Yet - while these suburbs were potential goldmines for untapped equity - Wilson suspected such financially savvy owners also knew how to best unlock their home's equity.
Wilson said cheaper suburbs tended to be popular with first-home buyers and investors and so resell more often.
It meant home owners in these areas typically had not had time to build up as much equity.
Yet among suburbs with median values below $700,000 and less frequent churn rates, Papatoetoe, Papakura, Clover Park, Eden Terrace and Wellsford were those with the biggest value gains.
Yet Wellsford values had jumped a healthy $220,000 in five years, it didn't mean it was necessarily a good idea for home owners to use their equity to upsize to a bigger home, Bayleys agent Andrew Rumble said.
"People will say things like 'hell, we paid $300,000 four years ago and now it's worth $500,000'," he said.
"It kind of gobsmacks them, but the downside is that it means 'we can't afford to move because if we sell it whatever we're going to buy is now over-priced'."
Sharon Zollner, chief economist for the ANZ, also cautioned people to think about how they would spend their "wins" from property equity.
She said not only was it so expensive to buy another property but investments were also delivering low returns.
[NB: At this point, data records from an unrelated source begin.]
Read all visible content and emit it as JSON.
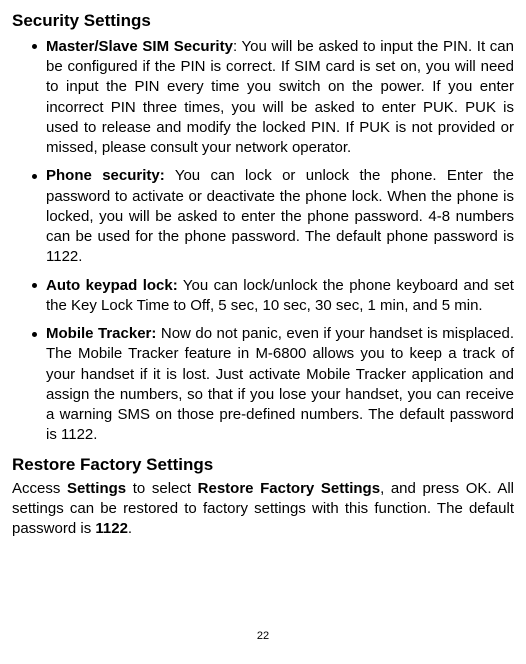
{
  "sections": {
    "security": {
      "title": "Security Settings",
      "items": [
        {
          "label": "Master/Slave SIM Security",
          "sep": ": ",
          "body": "You will be asked to input the PIN. It can be configured if the PIN is correct. If SIM card is set on, you will need to input the PIN every time you switch on the power. If you enter incorrect PIN three times, you will be asked to enter PUK. PUK is used to release and modify the locked PIN. If PUK is not provided or missed, please consult your network operator."
        },
        {
          "label": "Phone security:",
          "sep": " ",
          "body": "You can lock or unlock the phone. Enter the password to activate or deactivate the phone lock. When the phone is locked, you will be asked to enter the phone password. 4-8 numbers can be used for the phone password. The default phone password is 1122."
        },
        {
          "label": "Auto keypad lock:",
          "sep": " ",
          "body": "You can lock/unlock the phone keyboard and set the Key Lock Time to Off, 5 sec, 10 sec, 30 sec, 1 min, and 5 min."
        },
        {
          "label": "Mobile Tracker:",
          "sep": " ",
          "body": "Now do not panic, even if your handset is misplaced.  The Mobile Tracker feature in M-6800 allows you to keep a track of your handset if it is lost. Just activate Mobile Tracker application and assign the numbers, so that if you lose your handset, you can receive a warning SMS on those pre-defined numbers. The default password is 1122."
        }
      ]
    },
    "restore": {
      "title": "Restore Factory Settings",
      "para_parts": {
        "p1": "Access ",
        "b1": "Settings",
        "p2": " to select ",
        "b2": "Restore Factory Settings",
        "p3": ", and press OK. All settings can be restored to factory settings with this function. The default password is ",
        "b3": "1122",
        "p4": "."
      }
    }
  },
  "page_number": "22"
}
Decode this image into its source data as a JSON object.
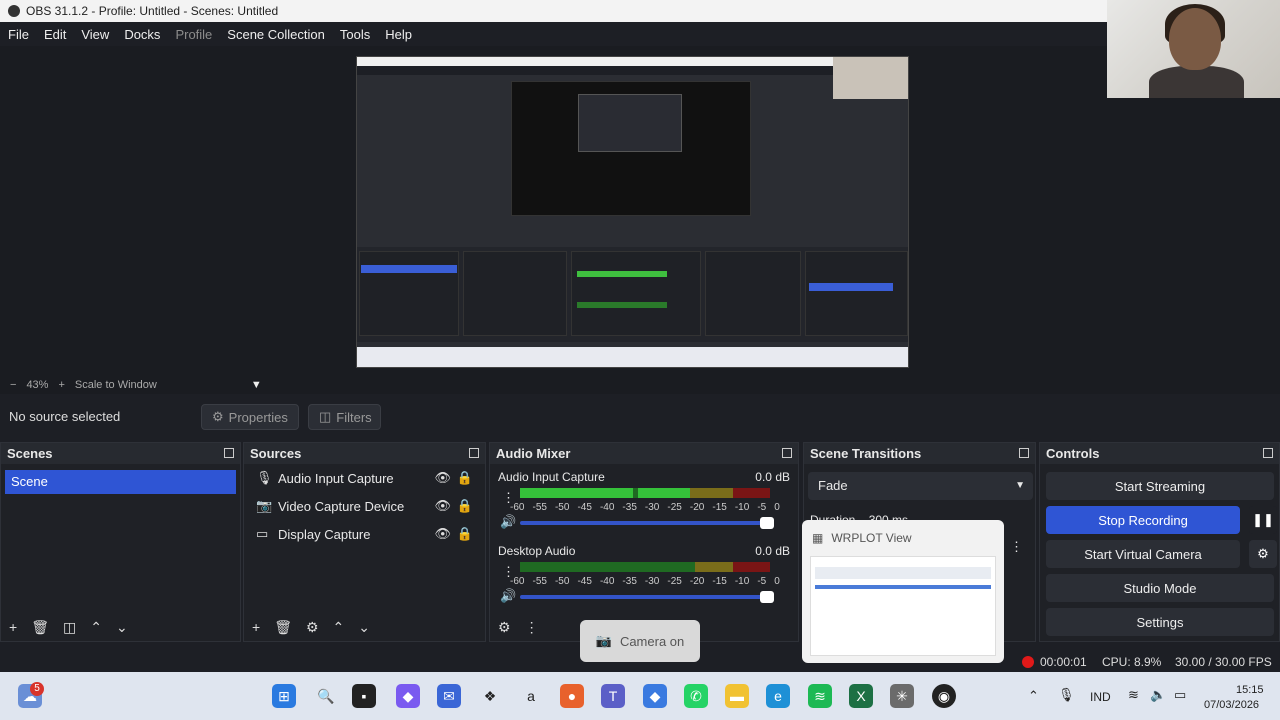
{
  "window": {
    "title": "OBS 31.1.2 - Profile: Untitled - Scenes: Untitled"
  },
  "menu": [
    "File",
    "Edit",
    "View",
    "Docks",
    "Profile",
    "Scene Collection",
    "Tools",
    "Help"
  ],
  "zoom": {
    "minus": "−",
    "percent": "43%",
    "plus": "+",
    "mode": "Scale to Window"
  },
  "source_bar": {
    "none": "No source selected",
    "properties": "Properties",
    "filters": "Filters"
  },
  "scenes": {
    "title": "Scenes",
    "items": [
      "Scene"
    ]
  },
  "sources": {
    "title": "Sources",
    "items": [
      {
        "name": "Audio Input Capture",
        "icon": "microphone-icon"
      },
      {
        "name": "Video Capture Device",
        "icon": "camera-icon"
      },
      {
        "name": "Display Capture",
        "icon": "monitor-icon"
      }
    ]
  },
  "mixer": {
    "title": "Audio Mixer",
    "channels": [
      {
        "name": "Audio Input Capture",
        "db": "0.0 dB",
        "level": 0.68
      },
      {
        "name": "Desktop Audio",
        "db": "0.0 dB",
        "level": 0.0
      }
    ],
    "ticks": [
      "-60",
      "-55",
      "-50",
      "-45",
      "-40",
      "-35",
      "-30",
      "-25",
      "-20",
      "-15",
      "-10",
      "-5",
      "0"
    ]
  },
  "transitions": {
    "title": "Scene Transitions",
    "selected": "Fade",
    "duration_label": "Duration",
    "duration_value": "300 ms"
  },
  "controls": {
    "title": "Controls",
    "start_streaming": "Start Streaming",
    "stop_recording": "Stop Recording",
    "start_virtual_camera": "Start Virtual Camera",
    "studio_mode": "Studio Mode",
    "settings": "Settings"
  },
  "status": {
    "rec_time": "00:00:01",
    "cpu": "CPU: 8.9%",
    "fps": "30.00 / 30.00 FPS"
  },
  "camera_tooltip": "Camera on",
  "wrplot": {
    "title": "WRPLOT View"
  },
  "taskbar": {
    "lang": "IND",
    "time": "15:15",
    "date": "07/03/2026",
    "badge": "5"
  }
}
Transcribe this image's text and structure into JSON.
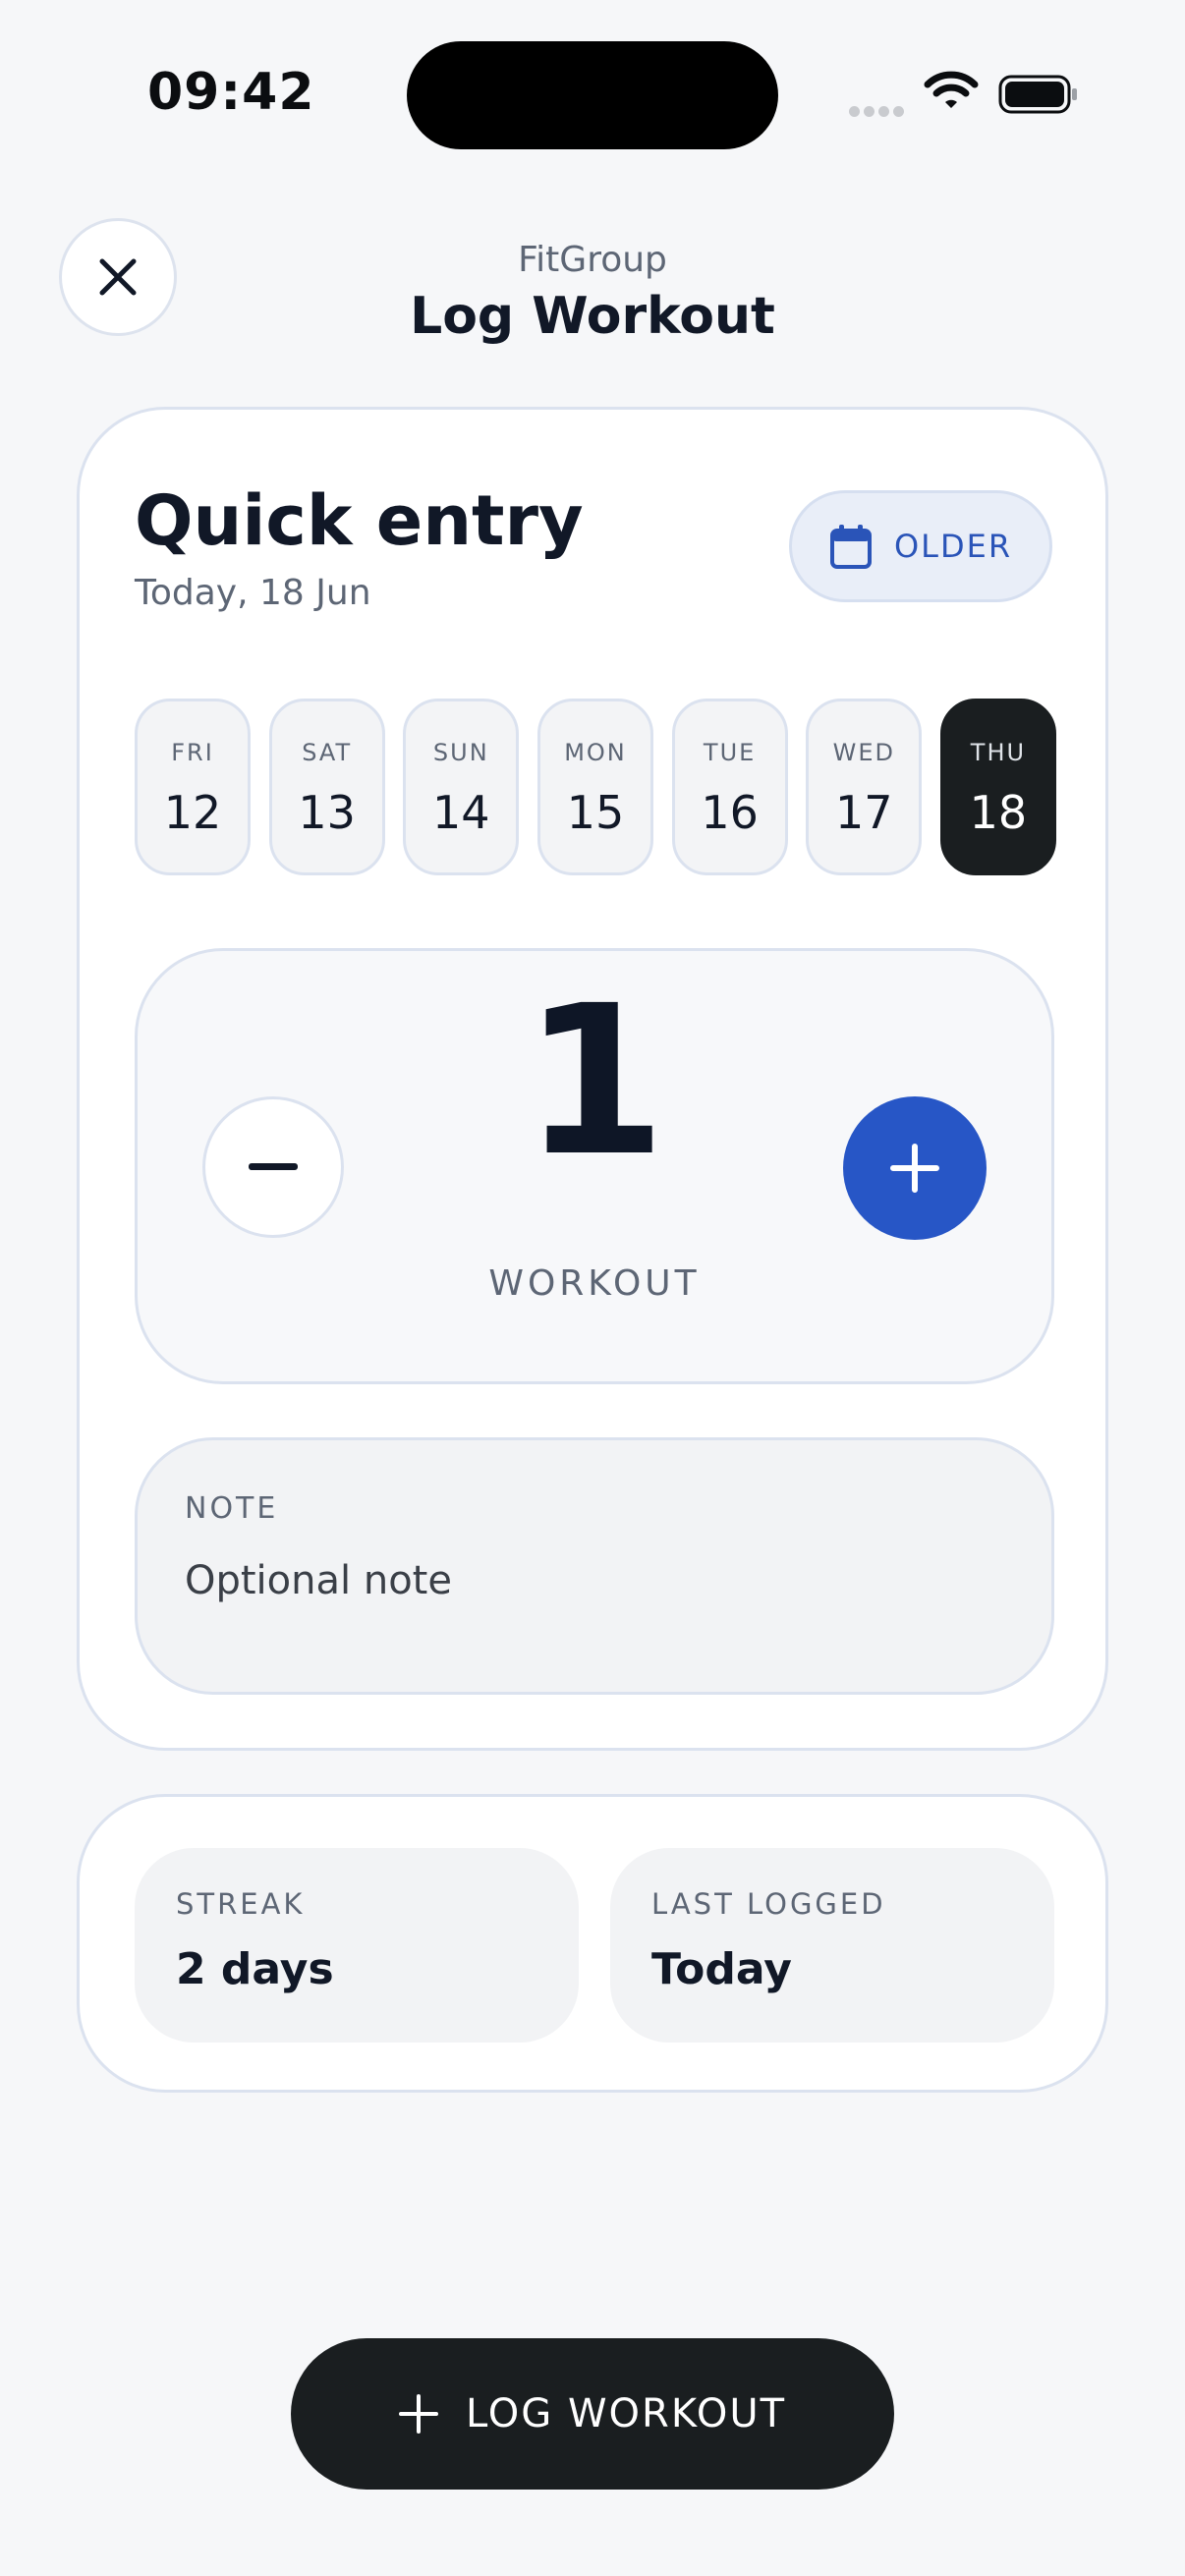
{
  "status_bar": {
    "time": "09:42"
  },
  "header": {
    "app_name": "FitGroup",
    "title": "Log Workout",
    "close_icon": "close-icon"
  },
  "quick_entry": {
    "title": "Quick entry",
    "subtitle": "Today, 18 Jun",
    "older_label": "OLDER",
    "older_icon": "calendar-icon",
    "days": [
      {
        "dow": "FRI",
        "num": "12"
      },
      {
        "dow": "SAT",
        "num": "13"
      },
      {
        "dow": "SUN",
        "num": "14"
      },
      {
        "dow": "MON",
        "num": "15"
      },
      {
        "dow": "TUE",
        "num": "16"
      },
      {
        "dow": "WED",
        "num": "17"
      },
      {
        "dow": "THU",
        "num": "18"
      }
    ],
    "selected_day": "THU",
    "counter": {
      "value": "1",
      "unit": "WORKOUT"
    },
    "note": {
      "label": "NOTE",
      "placeholder": "Optional note",
      "value": ""
    }
  },
  "stats": {
    "streak_label": "STREAK",
    "streak_value": "2 days",
    "last_logged_label": "LAST LOGGED",
    "last_logged_value": "Today"
  },
  "footer": {
    "log_label": "LOG WORKOUT"
  },
  "colors": {
    "accent": "#2756c6",
    "dark": "#1a1e20",
    "background": "#f6f7f9"
  }
}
"Everyone, from someone who's got a $20,000 term deposit up to fund managers managing billions, are all facing variations of the same thing, which is 'where on earth do I put my money'," she said.